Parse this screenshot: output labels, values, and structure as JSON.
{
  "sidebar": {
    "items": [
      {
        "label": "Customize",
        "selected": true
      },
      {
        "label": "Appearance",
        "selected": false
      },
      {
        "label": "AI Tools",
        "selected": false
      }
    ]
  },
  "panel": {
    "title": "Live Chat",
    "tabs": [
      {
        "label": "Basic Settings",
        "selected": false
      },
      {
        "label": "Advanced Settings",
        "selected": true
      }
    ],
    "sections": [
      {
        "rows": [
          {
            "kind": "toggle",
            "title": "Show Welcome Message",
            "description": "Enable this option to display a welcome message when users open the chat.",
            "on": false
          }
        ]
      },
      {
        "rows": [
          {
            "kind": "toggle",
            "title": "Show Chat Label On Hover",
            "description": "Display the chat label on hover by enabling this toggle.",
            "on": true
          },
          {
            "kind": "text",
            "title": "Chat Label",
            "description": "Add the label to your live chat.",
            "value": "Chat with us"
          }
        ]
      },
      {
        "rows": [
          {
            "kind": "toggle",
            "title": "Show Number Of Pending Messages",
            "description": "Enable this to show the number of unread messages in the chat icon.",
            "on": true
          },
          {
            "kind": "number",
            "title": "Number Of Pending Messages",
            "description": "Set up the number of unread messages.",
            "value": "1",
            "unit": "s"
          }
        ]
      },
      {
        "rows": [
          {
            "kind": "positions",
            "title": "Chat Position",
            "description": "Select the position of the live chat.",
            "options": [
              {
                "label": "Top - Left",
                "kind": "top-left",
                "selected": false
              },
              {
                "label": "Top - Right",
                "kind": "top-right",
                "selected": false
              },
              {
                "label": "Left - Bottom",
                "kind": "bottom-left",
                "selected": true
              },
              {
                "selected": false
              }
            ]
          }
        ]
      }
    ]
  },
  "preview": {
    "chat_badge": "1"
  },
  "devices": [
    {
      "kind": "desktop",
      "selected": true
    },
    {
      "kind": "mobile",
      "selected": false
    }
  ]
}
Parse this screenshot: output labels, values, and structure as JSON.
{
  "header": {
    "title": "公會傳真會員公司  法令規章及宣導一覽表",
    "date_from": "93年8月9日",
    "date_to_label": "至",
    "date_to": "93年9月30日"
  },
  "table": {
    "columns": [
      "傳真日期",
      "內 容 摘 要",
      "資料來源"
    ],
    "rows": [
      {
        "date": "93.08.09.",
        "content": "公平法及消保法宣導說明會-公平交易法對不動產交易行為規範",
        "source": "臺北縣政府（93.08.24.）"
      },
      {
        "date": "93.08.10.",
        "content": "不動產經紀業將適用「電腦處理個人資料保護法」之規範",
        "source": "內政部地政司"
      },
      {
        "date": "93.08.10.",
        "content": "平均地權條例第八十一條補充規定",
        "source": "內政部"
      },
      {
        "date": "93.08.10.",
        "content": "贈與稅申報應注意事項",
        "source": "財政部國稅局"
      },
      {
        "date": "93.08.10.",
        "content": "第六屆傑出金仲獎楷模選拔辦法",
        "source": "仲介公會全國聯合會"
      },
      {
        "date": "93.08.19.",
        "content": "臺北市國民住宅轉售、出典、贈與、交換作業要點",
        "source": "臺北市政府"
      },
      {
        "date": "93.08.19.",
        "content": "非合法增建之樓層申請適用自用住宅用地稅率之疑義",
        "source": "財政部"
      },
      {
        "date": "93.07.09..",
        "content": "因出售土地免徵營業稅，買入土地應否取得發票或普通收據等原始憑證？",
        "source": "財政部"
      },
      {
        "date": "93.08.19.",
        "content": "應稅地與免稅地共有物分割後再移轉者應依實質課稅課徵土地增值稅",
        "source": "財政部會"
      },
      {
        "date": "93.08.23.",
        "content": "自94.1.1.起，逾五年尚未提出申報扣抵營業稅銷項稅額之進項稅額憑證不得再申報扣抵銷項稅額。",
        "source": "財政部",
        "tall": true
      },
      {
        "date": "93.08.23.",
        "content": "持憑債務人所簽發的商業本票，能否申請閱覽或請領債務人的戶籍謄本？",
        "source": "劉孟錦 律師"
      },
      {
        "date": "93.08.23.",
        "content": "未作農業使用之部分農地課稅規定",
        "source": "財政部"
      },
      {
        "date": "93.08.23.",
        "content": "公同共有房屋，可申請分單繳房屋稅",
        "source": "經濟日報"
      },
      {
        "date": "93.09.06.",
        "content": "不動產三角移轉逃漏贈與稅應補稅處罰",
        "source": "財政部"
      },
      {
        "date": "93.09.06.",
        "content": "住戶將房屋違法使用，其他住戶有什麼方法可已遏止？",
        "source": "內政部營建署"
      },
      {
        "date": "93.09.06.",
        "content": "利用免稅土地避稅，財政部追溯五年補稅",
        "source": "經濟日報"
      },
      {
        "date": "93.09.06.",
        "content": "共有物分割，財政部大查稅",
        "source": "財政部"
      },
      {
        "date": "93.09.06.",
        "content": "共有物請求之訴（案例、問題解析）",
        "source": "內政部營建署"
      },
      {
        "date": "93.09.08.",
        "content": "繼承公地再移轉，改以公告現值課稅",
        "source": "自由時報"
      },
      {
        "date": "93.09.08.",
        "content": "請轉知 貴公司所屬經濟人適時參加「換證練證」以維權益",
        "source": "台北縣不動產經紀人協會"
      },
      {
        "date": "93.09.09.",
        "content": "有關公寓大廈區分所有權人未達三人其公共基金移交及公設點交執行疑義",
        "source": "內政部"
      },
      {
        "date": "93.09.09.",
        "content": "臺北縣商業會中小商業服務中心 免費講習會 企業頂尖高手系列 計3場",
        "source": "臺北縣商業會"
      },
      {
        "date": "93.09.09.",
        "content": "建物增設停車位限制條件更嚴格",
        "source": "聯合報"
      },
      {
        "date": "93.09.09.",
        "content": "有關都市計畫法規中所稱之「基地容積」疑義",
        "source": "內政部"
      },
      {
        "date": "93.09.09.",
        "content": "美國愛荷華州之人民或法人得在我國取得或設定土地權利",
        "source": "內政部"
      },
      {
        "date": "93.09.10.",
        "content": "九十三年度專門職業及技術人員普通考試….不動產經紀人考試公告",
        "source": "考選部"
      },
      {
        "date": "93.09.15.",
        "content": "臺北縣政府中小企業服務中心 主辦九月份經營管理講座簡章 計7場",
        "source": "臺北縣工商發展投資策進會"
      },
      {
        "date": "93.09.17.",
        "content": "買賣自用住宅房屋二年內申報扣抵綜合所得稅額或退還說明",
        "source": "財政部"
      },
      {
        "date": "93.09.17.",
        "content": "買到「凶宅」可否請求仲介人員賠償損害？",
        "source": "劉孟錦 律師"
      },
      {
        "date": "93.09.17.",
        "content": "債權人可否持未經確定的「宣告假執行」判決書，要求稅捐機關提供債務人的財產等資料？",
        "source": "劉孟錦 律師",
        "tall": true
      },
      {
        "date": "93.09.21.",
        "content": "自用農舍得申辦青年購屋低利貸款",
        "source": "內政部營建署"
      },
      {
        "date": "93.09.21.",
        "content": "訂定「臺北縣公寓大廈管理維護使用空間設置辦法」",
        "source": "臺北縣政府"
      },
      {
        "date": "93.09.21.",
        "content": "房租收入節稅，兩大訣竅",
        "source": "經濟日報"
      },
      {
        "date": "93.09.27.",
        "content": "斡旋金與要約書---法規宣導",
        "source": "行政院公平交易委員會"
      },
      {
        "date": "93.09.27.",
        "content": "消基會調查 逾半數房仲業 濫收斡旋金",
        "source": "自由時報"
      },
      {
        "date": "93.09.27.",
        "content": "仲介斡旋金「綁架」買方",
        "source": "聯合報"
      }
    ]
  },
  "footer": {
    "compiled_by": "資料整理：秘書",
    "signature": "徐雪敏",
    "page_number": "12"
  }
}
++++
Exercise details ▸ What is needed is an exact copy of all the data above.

Answer section ▸
Parse this screenshot: output labels, values, and structure as JSON.
{
  "sidebar": {
    "items": [
      {
        "label": "Customize",
        "selected": true
      },
      {
        "label": "Appearance",
        "selected": false
      },
      {
        "label": "AI Tools",
        "selected": false
      }
    ]
  },
  "panel": {
    "title": "Live Chat",
    "tabs": [
      {
        "label": "Basic Settings",
        "selected": false
      },
      {
        "label": "Advanced Settings",
        "selected": true
      }
    ],
    "sections": [
      {
        "rows": [
          {
            "kind": "toggle",
            "title": "Show Welcome Message",
            "description": "Enable this option to display a welcome message when users open the chat.",
            "on": false
          }
        ]
      },
      {
        "rows": [
          {
            "kind": "toggle",
            "title": "Show Chat Label On Hover",
            "description": "Display the chat label on hover by enabling this toggle.",
            "on": true
          },
          {
            "kind": "text",
            "title": "Chat Label",
            "description": "Add the label to your live chat.",
            "value": "Chat with us"
          }
        ]
      },
      {
        "rows": [
          {
            "kind": "toggle",
            "title": "Show Number Of Pending Messages",
            "description": "Enable this to show the number of unread messages in the chat icon.",
            "on": true
          },
          {
            "kind": "number",
            "title": "Number Of Pending Messages",
            "description": "Set up the number of unread messages.",
            "value": "1",
            "unit": "s"
          }
        ]
      },
      {
        "rows": [
          {
            "kind": "positions",
            "title": "Chat Position",
            "description": "Select the position of the live chat.",
            "options": [
              {
                "label": "Top - Left",
                "kind": "top-left",
                "selected": false
              },
              {
                "label": "Top - Right",
                "kind": "top-right",
                "selected": false
              },
              {
                "label": "Left - Bottom",
                "kind": "bottom-left",
                "selected": true
              },
              {
                "selected": false
              }
            ]
          }
        ]
      }
    ]
  },
  "preview": {
    "chat_badge": "1"
  },
  "devices": [
    {
      "kind": "desktop",
      "selected": true
    },
    {
      "kind": "mobile",
      "selected": false
    }
  ]
}
Parse this screenshot: output labels, values, and structure as JSON.
{
  "header": {
    "title": "公會傳真會員公司  法令規章及宣導一覽表",
    "date_from": "93年8月9日",
    "date_to_label": "至",
    "date_to": "93年9月30日"
  },
  "table": {
    "columns": [
      "傳真日期",
      "內 容 摘 要",
      "資料來源"
    ],
    "rows": [
      {
        "date": "93.08.09.",
        "content": "公平法及消保法宣導說明會-公平交易法對不動產交易行為規範",
        "source": "臺北縣政府（93.08.24.）"
      },
      {
        "date": "93.08.10.",
        "content": "不動產經紀業將適用「電腦處理個人資料保護法」之規範",
        "source": "內政部地政司"
      },
      {
        "date": "93.08.10.",
        "content": "平均地權條例第八十一條補充規定",
        "source": "內政部"
      },
      {
        "date": "93.08.10.",
        "content": "贈與稅申報應注意事項",
        "source": "財政部國稅局"
      },
      {
        "date": "93.08.10.",
        "content": "第六屆傑出金仲獎楷模選拔辦法",
        "source": "仲介公會全國聯合會"
      },
      {
        "date": "93.08.19.",
        "content": "臺北市國民住宅轉售、出典、贈與、交換作業要點",
        "source": "臺北市政府"
      },
      {
        "date": "93.08.19.",
        "content": "非合法增建之樓層申請適用自用住宅用地稅率之疑義",
        "source": "財政部"
      },
      {
        "date": "93.07.09..",
        "content": "因出售土地免徵營業稅，買入土地應否取得發票或普通收據等原始憑證？",
        "source": "財政部"
      },
      {
        "date": "93.08.19.",
        "content": "應稅地與免稅地共有物分割後再移轉者應依實質課稅課徵土地增值稅",
        "source": "財政部會"
      },
      {
        "date": "93.08.23.",
        "content": "自94.1.1.起，逾五年尚未提出申報扣抵營業稅銷項稅額之進項稅額憑證不得再申報扣抵銷項稅額。",
        "source": "財政部",
        "tall": true
      },
      {
        "date": "93.08.23.",
        "content": "持憑債務人所簽發的商業本票，能否申請閱覽或請領債務人的戶籍謄本？",
        "source": "劉孟錦 律師"
      },
      {
        "date": "93.08.23.",
        "content": "未作農業使用之部分農地課稅規定",
        "source": "財政部"
      },
      {
        "date": "93.08.23.",
        "content": "公同共有房屋，可申請分單繳房屋稅",
        "source": "經濟日報"
      },
      {
        "date": "93.09.06.",
        "content": "不動產三角移轉逃漏贈與稅應補稅處罰",
        "source": "財政部"
      },
      {
        "date": "93.09.06.",
        "content": "住戶將房屋違法使用，其他住戶有什麼方法可已遏止？",
        "source": "內政部營建署"
      },
      {
        "date": "93.09.06.",
        "content": "利用免稅土地避稅，財政部追溯五年補稅",
        "source": "經濟日報"
      },
      {
        "date": "93.09.06.",
        "content": "共有物分割，財政部大查稅",
        "source": "財政部"
      },
      {
        "date": "93.09.06.",
        "content": "共有物請求之訴（案例、問題解析）",
        "source": "內政部營建署"
      },
      {
        "date": "93.09.08.",
        "content": "繼承公地再移轉，改以公告現值課稅",
        "source": "自由時報"
      },
      {
        "date": "93.09.08.",
        "content": "請轉知 貴公司所屬經濟人適時參加「換證練證」以維權益",
        "source": "台北縣不動產經紀人協會"
      },
      {
        "date": "93.09.09.",
        "content": "有關公寓大廈區分所有權人未達三人其公共基金移交及公設點交執行疑義",
        "source": "內政部"
      },
      {
        "date": "93.09.09.",
        "content": "臺北縣商業會中小商業服務中心 免費講習會 企業頂尖高手系列 計3場",
        "source": "臺北縣商業會"
      },
      {
        "date": "93.09.09.",
        "content": "建物增設停車位限制條件更嚴格",
        "source": "聯合報"
      },
      {
        "date": "93.09.09.",
        "content": "有關都市計畫法規中所稱之「基地容積」疑義",
        "source": "內政部"
      },
      {
        "date": "93.09.09.",
        "content": "美國愛荷華州之人民或法人得在我國取得或設定土地權利",
        "source": "內政部"
      },
      {
        "date": "93.09.10.",
        "content": "九十三年度專門職業及技術人員普通考試….不動產經紀人考試公告",
        "source": "考選部"
      },
      {
        "date": "93.09.15.",
        "content": "臺北縣政府中小企業服務中心 主辦九月份經營管理講座簡章 計7場",
        "source": "臺北縣工商發展投資策進會"
      },
      {
        "date": "93.09.17.",
        "content": "買賣自用住宅房屋二年內申報扣抵綜合所得稅額或退還說明",
        "source": "財政部"
      },
      {
        "date": "93.09.17.",
        "content": "買到「凶宅」可否請求仲介人員賠償損害？",
        "source": "劉孟錦 律師"
      },
      {
        "date": "93.09.17.",
        "content": "債權人可否持未經確定的「宣告假執行」判決書，要求稅捐機關提供債務人的財產等資料？",
        "source": "劉孟錦 律師",
        "tall": true
      },
      {
        "date": "93.09.21.",
        "content": "自用農舍得申辦青年購屋低利貸款",
        "source": "內政部營建署"
      },
      {
        "date": "93.09.21.",
        "content": "訂定「臺北縣公寓大廈管理維護使用空間設置辦法」",
        "source": "臺北縣政府"
      },
      {
        "date": "93.09.21.",
        "content": "房租收入節稅，兩大訣竅",
        "source": "經濟日報"
      },
      {
        "date": "93.09.27.",
        "content": "斡旋金與要約書---法規宣導",
        "source": "行政院公平交易委員會"
      },
      {
        "date": "93.09.27.",
        "content": "消基會調查 逾半數房仲業 濫收斡旋金",
        "source": "自由時報"
      },
      {
        "date": "93.09.27.",
        "content": "仲介斡旋金「綁架」買方",
        "source": "聯合報"
      }
    ]
  },
  "footer": {
    "compiled_by": "資料整理：秘書",
    "signature": "徐雪敏",
    "page_number": "12"
  }
}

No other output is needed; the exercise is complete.